Beyond these two prominent aspects of voice, the nuances are up to you. Match your voice to the characters, the location, the time, the feeling of the story and you’re on your way.
Originally published by Indies Unlimited on 11/4/2014.

Wednesday, May 3, 2017

Author Interview: Nancy Safford

Today I’m sitting down for a chat session with my friend Nancy Safford to talk about her new book. The book is called A Magdalene Awakens: Hidden Temple Secrets, and it’s quite a journey. Nancy, give us an overview of this very personal story.

NS: My journey began when I moved from the Northeast to the Southwest, to Sedona, AZ, aware my life was changing. Here I encountered, and learned, to navigate other realities as I stepped into shamanism. I soon became a “vortex” guide to help those wanting experiences in the famous energies of Sedona, before I was called to look into the deeper mysteries of my lost feminine self. Soon I was facilitating journeys, pilgrimages to southern France, to places where legacies of Mary Magdalene had long  ago been left. I began making discoveries of hidden thing, secrets, I could identify through my other visions. Being able to step between worlds, I made, what feels to be, several valuable discoveries. After years of being silent about them, I feel that it is now time for them to be revealed, in my book. 

 MJB: Sounds like time, indeed. What was your intent on writing this book? Was it to simply record your own experiences or was it to share your insight with others? What were your hopes for what this book could become? And did it succeed?

 NS: First, my intention in writing this book, was to reveal the secrets that I discovered hidden deep within an ancient temple in Southern France. But then I thought it might be important to tell my story, what I had to learn and experience along the way that would lead me to make my mystical discoveries.  Yes, I believe my book has succeeded in accomplishing what I wanted. 

MJB: I’m guessing this was quite a therapeutic journey, as well. Did you find that? Did the process of writing your story lead you to new discoveries?

 NS: Well, yes, my journey led me to a place where I had to surrender and  be vulnerable, a place no one wishes to stay long. This book helped me to see everything the way it was, record it, honor it, so I could then step out of it, knowing that I was complete with this part of my story. 

MJB: I've found that writing very often does that; puts everything into perspective. What would you consider the most challenging aspect of writing a personal story like this?

NS: Getting all my emotions into it and being honest with myself.

 MJB: I know you’ve got a lot of other interests.
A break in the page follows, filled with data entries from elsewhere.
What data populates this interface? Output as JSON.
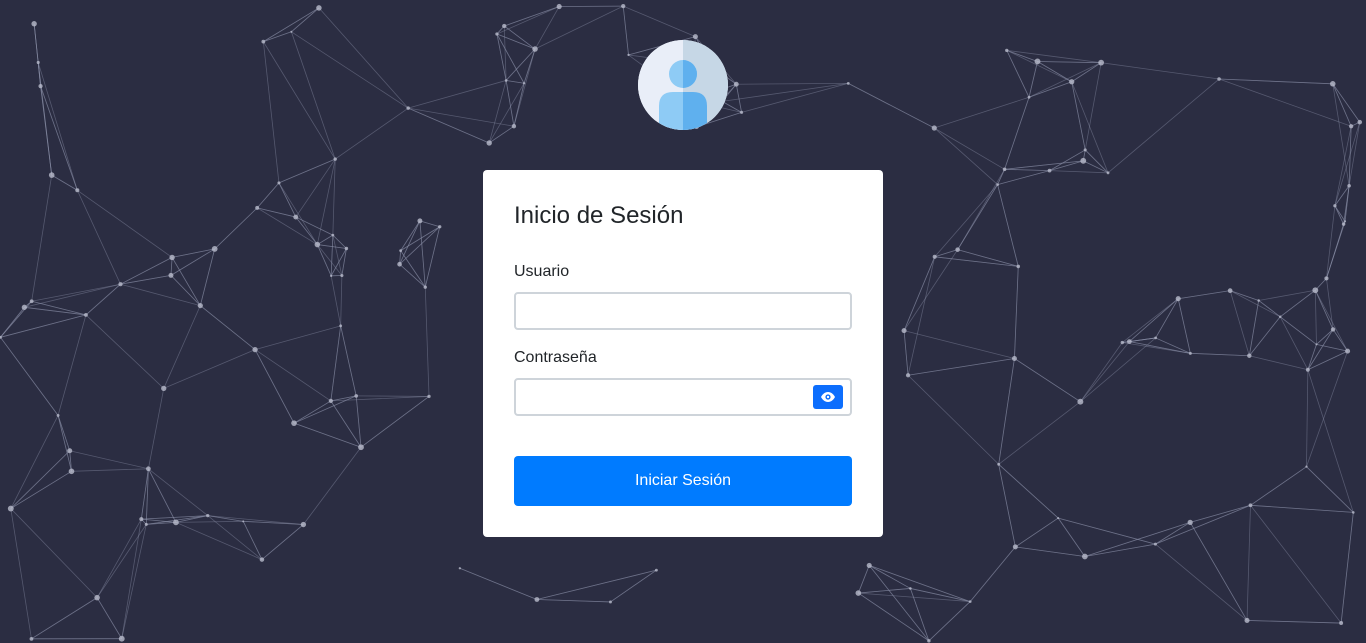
{
  "login": {
    "title": "Inicio de Sesión",
    "username_label": "Usuario",
    "username_value": "",
    "password_label": "Contraseña",
    "password_value": "",
    "submit_label": "Iniciar Sesión"
  },
  "icons": {
    "avatar": "user-avatar-icon",
    "toggle_password": "eye-icon"
  },
  "colors": {
    "background": "#2b2d42",
    "network_lines": "#8a8ea6",
    "card": "#ffffff",
    "primary_button": "#007bff",
    "eye_button": "#0d6efd",
    "avatar_light": "#8ecbf5",
    "avatar_dark": "#5fb0ee"
  }
}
What else do you have going on?

 NS: I continue to facilitate sacred journeys to southern France, or take  private clients there, for those who want to explore the legacies of Mary  Magdalene, the Knights Templar or the Cathars. Each wants to discover What feels real to them his or her truth. I also have private clients who come to Sedona for a retreat with me, I offer women’s circles and  trainings, I do Shamanic healing work and  teaching and I offer  clairvoyant readings and past life regressions for people. 
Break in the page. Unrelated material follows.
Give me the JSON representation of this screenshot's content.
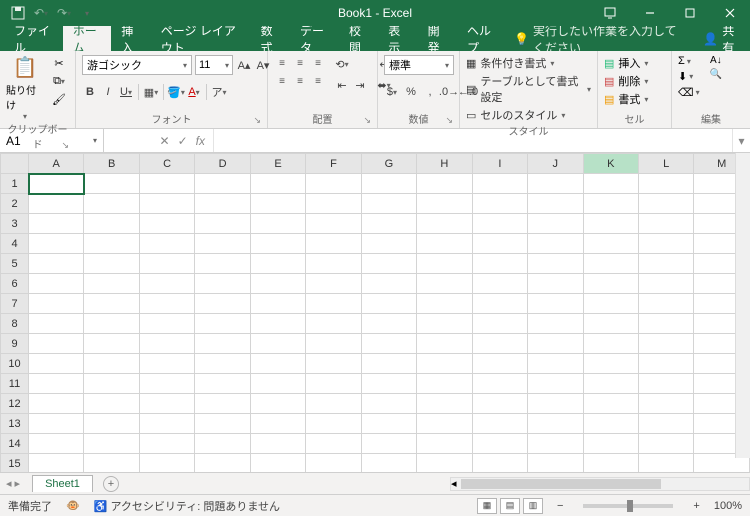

MJB: Are you working on any new books? Any other ideas in your head, or down on paper?

 NS: Yes, I have another book. There is more to my story and more mysterious inner temple secrets to be revealed about the Rennes Le Chateau area of southern France, the same area that the “DaVinci Code” movie talks about.
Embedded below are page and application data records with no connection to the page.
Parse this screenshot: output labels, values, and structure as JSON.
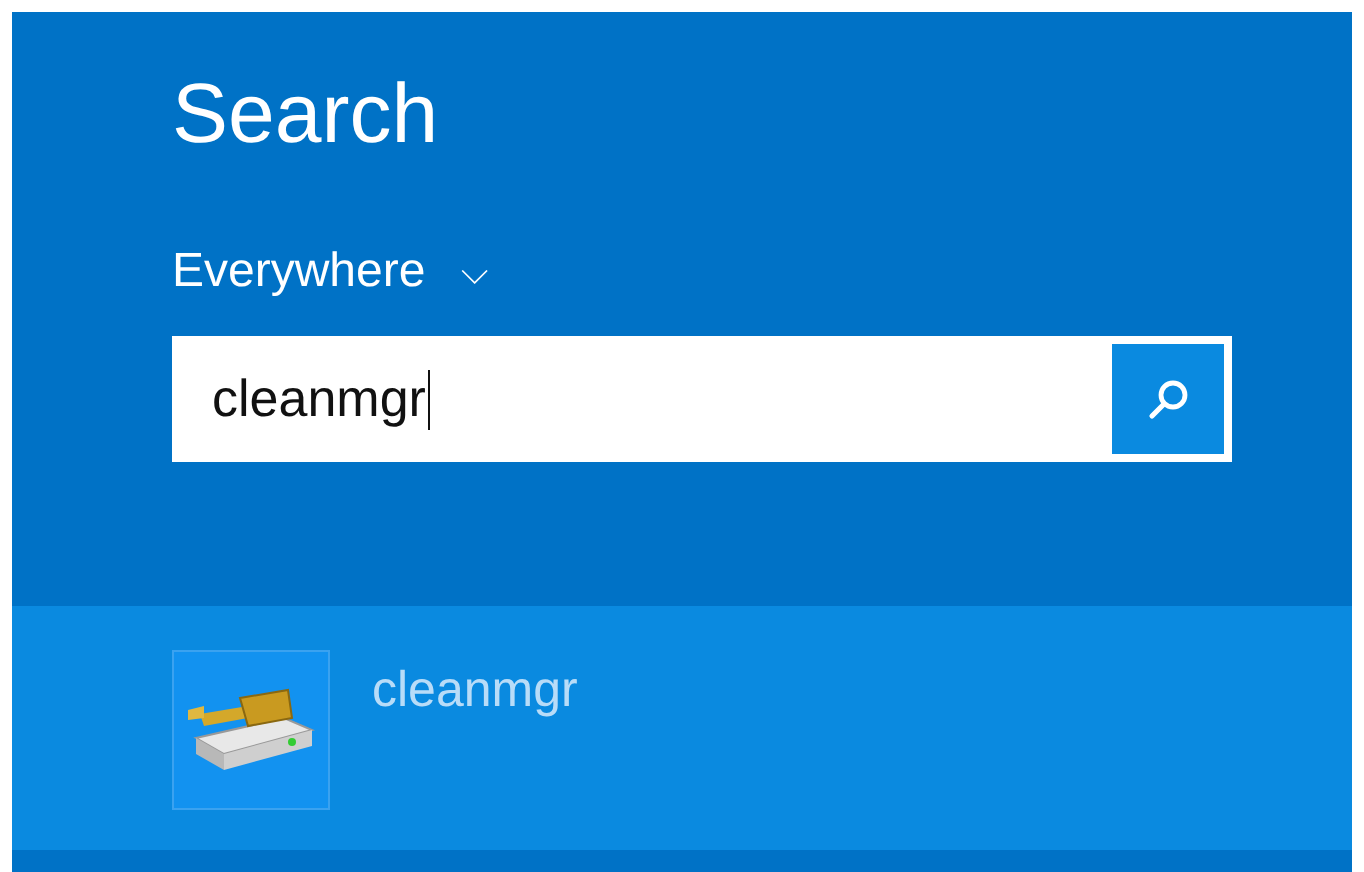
{
  "title": "Search",
  "scope": {
    "label": "Everywhere",
    "symbol": "⌵"
  },
  "search": {
    "value": "cleanmgr"
  },
  "results": [
    {
      "label": "cleanmgr",
      "selected": true
    }
  ]
}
MJB: And if people want to read more about you and your journey, how can they do that?

 NS: Yes… check below